by Amy Gardner, The Washington Post
15 December 2006, p. B9
“The national home building giant Toll Brothers has sued the Loudoun County Board of Supervisors for rejecting a proposal to allow high-density planned communities in a largely undeveloped area west of Dulles International Airport.
“Toll Brothers is one of at least four developers hoping to build planned communities in Dulles South, a 9,200-acre swath of farmland and two-lane roads in the southeastern corner of the county.
“The company’s proposal, dubbed Westport, calls for more than 1,800 houses, townhouses and condominiums on a 734-acre tract in Dulles South. But its passage is unlikely now because the Board of Supervisors voted last month against a sweeping blueprint opening the entire area to that kind of dense development.
“In its lawsuit, filed in Loudoun Circuit Court last week, Toll Brothers argues that the county failed to provide proper notice for public hearings by the Planning Commission and the Board of Supervisors before it rejected the Dulles South blueprint.
“According to the suit, the county’s decision to combine the Westport application with five others created an ‘unmanageable’ process in which supervisors failed to give proper consideration to Toll Brothers’ application, which called for the provision of a recreation center, several road improvements and a variety of housing, including affordable units.
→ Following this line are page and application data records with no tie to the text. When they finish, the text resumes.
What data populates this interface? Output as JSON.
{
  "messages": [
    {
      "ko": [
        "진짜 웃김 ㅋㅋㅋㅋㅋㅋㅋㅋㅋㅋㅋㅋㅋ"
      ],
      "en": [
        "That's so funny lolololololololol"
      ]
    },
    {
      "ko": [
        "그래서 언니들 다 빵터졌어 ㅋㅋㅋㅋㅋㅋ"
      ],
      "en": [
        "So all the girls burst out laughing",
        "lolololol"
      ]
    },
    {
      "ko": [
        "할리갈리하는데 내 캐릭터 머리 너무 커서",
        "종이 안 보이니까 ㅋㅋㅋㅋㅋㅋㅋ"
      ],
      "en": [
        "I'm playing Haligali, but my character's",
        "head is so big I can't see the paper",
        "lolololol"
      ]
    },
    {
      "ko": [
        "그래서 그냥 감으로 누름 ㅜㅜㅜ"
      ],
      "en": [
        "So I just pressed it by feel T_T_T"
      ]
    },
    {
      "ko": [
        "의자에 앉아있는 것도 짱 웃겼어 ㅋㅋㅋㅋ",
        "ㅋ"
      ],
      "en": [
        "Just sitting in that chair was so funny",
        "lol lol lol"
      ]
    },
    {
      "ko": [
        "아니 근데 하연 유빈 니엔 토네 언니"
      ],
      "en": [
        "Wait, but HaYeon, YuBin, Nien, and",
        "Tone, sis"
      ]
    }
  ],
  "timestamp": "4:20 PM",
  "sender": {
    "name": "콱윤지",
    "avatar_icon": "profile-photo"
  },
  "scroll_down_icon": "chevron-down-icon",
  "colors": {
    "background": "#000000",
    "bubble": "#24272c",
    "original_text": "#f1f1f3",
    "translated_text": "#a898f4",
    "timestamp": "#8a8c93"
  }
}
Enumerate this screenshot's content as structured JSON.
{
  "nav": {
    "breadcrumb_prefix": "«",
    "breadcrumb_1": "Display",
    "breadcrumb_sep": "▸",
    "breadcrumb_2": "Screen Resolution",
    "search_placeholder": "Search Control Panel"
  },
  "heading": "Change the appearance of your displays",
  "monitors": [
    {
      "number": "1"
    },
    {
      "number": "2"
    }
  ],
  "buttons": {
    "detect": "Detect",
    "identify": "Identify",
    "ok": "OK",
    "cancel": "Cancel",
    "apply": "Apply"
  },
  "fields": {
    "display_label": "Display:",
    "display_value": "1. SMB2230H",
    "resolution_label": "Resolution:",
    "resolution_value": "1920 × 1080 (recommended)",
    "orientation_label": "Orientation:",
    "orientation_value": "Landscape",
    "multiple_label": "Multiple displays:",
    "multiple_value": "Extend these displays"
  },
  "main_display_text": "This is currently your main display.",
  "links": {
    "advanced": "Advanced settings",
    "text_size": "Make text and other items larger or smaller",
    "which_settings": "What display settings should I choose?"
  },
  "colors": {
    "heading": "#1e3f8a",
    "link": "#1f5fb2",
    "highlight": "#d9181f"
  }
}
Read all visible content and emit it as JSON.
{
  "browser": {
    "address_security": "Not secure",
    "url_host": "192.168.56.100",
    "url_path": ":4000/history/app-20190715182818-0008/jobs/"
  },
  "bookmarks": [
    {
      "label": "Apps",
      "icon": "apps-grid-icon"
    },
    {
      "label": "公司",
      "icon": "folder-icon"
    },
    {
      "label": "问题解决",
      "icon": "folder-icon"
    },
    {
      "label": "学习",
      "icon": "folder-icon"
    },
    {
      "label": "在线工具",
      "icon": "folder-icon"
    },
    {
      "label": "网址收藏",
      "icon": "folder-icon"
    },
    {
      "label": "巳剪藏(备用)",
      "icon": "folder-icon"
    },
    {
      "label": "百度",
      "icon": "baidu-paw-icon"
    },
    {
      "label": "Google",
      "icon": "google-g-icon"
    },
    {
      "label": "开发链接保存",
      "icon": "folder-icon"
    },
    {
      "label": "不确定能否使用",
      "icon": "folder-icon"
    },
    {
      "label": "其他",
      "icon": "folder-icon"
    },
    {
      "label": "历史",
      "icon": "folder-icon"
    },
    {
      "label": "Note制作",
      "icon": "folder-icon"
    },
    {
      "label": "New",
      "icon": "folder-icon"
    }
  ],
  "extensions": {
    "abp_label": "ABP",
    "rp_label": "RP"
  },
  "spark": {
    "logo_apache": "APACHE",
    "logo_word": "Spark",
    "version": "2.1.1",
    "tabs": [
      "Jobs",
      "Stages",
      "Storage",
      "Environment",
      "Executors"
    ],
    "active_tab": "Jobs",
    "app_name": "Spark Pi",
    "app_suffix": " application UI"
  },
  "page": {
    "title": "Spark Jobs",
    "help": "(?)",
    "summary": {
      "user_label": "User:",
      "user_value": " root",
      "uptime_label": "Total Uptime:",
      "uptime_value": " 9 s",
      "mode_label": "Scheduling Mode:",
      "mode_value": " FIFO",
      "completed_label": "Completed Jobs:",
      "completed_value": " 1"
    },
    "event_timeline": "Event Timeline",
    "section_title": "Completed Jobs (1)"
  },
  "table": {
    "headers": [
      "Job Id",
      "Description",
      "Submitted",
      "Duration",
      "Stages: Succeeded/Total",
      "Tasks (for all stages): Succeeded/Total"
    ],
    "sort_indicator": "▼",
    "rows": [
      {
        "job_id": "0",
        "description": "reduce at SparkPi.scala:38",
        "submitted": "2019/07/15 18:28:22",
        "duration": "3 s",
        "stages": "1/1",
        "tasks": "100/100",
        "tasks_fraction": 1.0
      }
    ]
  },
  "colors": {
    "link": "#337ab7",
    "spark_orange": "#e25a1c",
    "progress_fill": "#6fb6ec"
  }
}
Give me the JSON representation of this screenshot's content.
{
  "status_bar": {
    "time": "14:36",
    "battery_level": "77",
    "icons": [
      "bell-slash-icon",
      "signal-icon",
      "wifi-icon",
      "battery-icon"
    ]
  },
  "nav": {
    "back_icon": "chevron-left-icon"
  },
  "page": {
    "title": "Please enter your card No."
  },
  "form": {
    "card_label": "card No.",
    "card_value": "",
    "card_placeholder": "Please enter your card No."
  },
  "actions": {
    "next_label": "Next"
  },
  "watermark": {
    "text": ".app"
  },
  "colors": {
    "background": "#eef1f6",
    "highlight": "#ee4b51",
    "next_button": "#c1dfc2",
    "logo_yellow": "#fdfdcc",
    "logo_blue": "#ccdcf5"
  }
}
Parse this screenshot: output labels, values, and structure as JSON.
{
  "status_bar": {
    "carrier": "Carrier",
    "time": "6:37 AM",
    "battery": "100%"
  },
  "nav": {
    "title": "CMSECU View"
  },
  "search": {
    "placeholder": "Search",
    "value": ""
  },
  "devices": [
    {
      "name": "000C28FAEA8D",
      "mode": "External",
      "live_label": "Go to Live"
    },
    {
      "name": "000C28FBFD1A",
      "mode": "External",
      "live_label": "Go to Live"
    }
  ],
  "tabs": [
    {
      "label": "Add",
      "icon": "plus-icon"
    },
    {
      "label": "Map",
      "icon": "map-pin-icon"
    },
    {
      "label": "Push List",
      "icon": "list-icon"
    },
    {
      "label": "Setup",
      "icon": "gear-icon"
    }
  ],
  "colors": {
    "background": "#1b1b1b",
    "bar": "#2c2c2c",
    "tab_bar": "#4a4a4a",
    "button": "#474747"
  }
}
“And the suit alleges that the county failed to conduct adequate fiscal impact and traffic studies, which were necessary to properly assess the proposal.
” ‘The process undertaken by the board has denied the citizens of Loudoun County the opportunity to plan for the development of the area around Westport and to assure that growth will provide sufficient roadways, utilities and other public improvements,’ said the suit, which was prepared by land-use lawyer John H. Foote of Prince William County.
“Foote did not return a phone call seeking comment about the suit. Loudoun County Attorney John R. Roberts confirmed he had seen the complaint, but he declined to comment on it.
“It is the first suit to be filed as a result of the county’s decision last month to reject plans to open Dulles South to planned communities. The 6 to 3 vote ended proposals for thousands of new homes in several large planned communities along Route 50 in southeastern Loudoun. The outcome delighted opponents, who had said the new residences — ultimately as many as 33,800, according to county estimates — would have overwhelmed an inadequate road network and sent county property taxes soaring to support new demand for such services as education and public safety. Regulations allow 4,600 residences to be built in Dulles South.
“Opponents also had said the planned communities would ruin a part of the county known as the transition area, where small subdivisions with houses on one or more acres sit alongside farm fields and where zoning rules protect the area as a visual buffer between Loudoun’s dense suburban east and its rural west.
“But developers and other supporters of the Dulles South blueprint said the government had squandered an opportunity to exact hundreds of millions of dollars in infrastructure investment from the private sector, including roads, schools and parks, in exchange for the right to build more homes.”